Work to complete = Where a line of the records contains the word "붙여넣기", show that line.

Records =
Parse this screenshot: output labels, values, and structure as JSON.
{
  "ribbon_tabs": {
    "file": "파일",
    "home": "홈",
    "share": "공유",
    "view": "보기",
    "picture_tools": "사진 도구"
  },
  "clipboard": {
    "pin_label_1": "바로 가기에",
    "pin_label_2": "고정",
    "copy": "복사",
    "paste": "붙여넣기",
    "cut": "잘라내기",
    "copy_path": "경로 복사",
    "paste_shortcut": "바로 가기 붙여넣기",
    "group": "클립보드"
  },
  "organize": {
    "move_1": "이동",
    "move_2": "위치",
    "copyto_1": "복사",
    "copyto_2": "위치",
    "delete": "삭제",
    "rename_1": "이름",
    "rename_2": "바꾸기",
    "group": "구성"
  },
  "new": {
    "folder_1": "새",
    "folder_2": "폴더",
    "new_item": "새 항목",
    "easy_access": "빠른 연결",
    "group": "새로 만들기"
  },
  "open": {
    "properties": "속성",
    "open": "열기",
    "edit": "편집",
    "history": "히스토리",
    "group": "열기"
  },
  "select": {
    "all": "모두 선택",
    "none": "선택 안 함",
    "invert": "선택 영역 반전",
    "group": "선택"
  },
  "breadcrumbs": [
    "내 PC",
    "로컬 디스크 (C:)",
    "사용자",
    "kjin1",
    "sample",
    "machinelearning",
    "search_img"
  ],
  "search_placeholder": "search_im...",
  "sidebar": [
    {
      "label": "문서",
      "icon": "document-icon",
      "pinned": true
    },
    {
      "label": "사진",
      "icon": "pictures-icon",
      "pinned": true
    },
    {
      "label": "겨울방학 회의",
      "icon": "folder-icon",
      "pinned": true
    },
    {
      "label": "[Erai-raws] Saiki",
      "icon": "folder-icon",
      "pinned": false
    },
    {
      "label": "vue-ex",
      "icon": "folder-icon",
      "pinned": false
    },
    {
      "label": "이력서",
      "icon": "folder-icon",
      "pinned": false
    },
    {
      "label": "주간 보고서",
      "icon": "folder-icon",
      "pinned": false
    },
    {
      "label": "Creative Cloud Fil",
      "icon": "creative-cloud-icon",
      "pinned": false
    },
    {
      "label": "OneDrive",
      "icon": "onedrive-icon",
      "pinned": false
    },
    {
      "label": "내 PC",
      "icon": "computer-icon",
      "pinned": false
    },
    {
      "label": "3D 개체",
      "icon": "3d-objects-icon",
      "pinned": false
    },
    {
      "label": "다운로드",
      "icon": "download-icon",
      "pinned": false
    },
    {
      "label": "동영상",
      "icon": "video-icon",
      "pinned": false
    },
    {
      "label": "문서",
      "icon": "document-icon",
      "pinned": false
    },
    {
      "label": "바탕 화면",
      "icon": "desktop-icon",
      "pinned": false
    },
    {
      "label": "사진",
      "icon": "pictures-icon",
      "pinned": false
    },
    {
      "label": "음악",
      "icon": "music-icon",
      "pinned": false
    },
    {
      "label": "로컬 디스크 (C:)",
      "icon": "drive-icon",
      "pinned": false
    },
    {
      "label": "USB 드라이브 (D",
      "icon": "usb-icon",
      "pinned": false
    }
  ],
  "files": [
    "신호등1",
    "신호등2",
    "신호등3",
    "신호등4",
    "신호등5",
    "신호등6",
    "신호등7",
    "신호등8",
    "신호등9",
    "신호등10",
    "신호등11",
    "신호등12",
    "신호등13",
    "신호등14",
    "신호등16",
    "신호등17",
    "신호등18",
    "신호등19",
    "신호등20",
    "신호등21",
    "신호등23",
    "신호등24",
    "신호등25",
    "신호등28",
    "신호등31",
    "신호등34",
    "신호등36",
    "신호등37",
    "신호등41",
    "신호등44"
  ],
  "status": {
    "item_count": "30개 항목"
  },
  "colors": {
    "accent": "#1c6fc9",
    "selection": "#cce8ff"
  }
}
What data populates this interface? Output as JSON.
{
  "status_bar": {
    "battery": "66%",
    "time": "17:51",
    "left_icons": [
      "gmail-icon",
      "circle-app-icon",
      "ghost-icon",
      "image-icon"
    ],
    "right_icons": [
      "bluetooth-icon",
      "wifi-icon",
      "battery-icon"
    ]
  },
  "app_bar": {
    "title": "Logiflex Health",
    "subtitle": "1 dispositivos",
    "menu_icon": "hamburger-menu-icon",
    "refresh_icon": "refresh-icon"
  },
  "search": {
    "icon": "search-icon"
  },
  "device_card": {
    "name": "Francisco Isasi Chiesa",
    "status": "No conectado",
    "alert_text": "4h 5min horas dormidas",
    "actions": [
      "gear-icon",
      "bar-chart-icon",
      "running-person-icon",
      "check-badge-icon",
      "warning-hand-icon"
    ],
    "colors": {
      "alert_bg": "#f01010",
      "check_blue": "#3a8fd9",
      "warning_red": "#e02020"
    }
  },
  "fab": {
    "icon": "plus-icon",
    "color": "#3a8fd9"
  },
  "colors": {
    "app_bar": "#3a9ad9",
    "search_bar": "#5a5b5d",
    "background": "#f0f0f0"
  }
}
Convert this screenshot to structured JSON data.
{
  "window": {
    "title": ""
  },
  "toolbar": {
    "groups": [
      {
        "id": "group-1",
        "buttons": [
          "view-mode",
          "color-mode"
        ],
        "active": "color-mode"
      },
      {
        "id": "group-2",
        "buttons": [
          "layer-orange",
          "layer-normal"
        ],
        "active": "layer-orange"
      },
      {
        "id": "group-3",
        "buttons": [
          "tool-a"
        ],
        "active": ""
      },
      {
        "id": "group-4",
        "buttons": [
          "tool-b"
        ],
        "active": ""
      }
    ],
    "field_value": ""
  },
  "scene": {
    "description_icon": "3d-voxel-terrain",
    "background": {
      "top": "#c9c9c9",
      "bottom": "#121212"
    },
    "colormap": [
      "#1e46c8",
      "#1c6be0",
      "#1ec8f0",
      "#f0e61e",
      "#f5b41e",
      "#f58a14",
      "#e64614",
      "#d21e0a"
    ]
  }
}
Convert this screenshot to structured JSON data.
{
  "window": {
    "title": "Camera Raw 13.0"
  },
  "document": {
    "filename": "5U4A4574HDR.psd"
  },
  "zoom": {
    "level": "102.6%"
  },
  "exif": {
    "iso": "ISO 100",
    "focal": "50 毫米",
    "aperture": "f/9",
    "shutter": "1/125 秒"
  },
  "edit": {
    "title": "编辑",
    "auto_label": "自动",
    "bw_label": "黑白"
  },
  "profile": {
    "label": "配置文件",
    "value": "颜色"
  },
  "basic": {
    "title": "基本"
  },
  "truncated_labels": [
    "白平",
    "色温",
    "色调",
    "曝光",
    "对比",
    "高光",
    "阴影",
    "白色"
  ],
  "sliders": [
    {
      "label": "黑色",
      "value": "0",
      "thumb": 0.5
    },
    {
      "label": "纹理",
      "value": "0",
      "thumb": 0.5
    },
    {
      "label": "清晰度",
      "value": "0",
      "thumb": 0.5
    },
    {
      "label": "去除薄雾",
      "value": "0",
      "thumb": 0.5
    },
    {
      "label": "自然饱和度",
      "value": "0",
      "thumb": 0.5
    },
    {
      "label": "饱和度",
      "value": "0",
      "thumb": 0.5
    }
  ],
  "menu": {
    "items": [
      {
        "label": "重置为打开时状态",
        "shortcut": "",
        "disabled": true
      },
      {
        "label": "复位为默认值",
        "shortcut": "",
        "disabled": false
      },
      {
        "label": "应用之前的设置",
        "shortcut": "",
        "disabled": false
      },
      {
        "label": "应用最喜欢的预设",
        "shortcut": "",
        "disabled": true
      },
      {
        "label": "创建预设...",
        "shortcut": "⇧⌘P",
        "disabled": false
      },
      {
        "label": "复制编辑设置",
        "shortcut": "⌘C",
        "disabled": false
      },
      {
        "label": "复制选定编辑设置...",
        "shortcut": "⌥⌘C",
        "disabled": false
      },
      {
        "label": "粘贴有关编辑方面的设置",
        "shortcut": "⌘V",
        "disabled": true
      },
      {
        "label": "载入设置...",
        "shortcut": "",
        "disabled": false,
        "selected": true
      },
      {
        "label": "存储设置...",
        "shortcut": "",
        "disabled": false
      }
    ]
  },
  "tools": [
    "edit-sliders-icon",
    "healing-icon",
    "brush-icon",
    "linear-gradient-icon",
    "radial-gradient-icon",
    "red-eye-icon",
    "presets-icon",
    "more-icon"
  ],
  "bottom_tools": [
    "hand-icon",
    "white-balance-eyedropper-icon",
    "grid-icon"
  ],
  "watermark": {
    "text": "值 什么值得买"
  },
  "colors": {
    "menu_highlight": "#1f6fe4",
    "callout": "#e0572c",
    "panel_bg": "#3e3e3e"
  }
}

Output for this exercise =
    "paste": "붙여넣기",
    "paste_shortcut": "바로 가기 붙여넣기",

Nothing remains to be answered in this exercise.